To this point the discussion has centered on the flow across the upper and lower surfaces of an airfoil. While most of the trailing edge of the airfoil. This downwash results in an overall reduction in lift for the affected portion of the airfoil.

Manufacturers have developed different methods to counteract this action. Winglets can be added to the tip of an airfoil to reduce this flow. The winglets act as a dam preventing the vortex from forming. Winglets can be on the top or bottom of the airfoil. Another method of countering the flow is to taper the airfoil tip, reducing the pressure differential and smoothing the airflow around the tip.

Modern general aviation aircraft have what may be considered high performance characteristics. Therefore, it is increasingly necessary that pilots appreciate and understand the principles upon which the art of flying is based. For additional information on the principles discussed in this chapter, visit the National Aeronautics and Space Administration (NASA) Beginner’s Guide to Aerodynamics at

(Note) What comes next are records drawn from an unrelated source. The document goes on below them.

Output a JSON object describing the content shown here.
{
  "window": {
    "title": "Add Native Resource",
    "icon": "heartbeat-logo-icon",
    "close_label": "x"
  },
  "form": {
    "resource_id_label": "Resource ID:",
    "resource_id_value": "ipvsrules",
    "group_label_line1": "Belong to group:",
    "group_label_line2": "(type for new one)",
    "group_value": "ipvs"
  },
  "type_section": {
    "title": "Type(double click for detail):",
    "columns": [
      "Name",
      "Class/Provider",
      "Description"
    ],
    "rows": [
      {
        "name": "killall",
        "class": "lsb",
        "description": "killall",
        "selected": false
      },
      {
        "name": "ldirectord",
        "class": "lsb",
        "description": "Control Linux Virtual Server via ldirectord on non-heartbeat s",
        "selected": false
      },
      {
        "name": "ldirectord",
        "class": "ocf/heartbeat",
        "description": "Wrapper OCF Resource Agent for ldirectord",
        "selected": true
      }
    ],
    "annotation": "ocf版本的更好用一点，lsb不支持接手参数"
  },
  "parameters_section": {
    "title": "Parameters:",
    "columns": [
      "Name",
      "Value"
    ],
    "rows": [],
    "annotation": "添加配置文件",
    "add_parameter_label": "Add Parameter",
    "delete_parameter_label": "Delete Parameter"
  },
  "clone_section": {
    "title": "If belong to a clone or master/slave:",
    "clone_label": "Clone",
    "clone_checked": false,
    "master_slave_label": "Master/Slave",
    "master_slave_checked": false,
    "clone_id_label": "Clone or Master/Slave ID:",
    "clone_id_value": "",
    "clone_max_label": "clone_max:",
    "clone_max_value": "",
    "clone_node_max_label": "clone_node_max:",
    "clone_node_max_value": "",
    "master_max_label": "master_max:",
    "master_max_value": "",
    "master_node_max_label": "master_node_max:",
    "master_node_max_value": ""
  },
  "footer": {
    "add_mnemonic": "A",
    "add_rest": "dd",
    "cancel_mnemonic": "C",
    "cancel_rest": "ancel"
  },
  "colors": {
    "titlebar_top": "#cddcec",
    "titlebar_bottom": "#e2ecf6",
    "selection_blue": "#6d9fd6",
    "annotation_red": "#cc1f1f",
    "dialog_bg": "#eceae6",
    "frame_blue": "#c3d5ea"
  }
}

lift is produced by these two dimensions, a third dimension, the tip of the airfoil also has an aerodynamic effect. The high-pressure area on the bottom of an airfoil pushes around the tip to the low-pressure area on the top. [Figure 3-9] This action creates a rotating flow called a tip vortex. The vortex flows behind the airfoil creating a downwash that extends back to the vortex tip.

No comments:

Post a Comment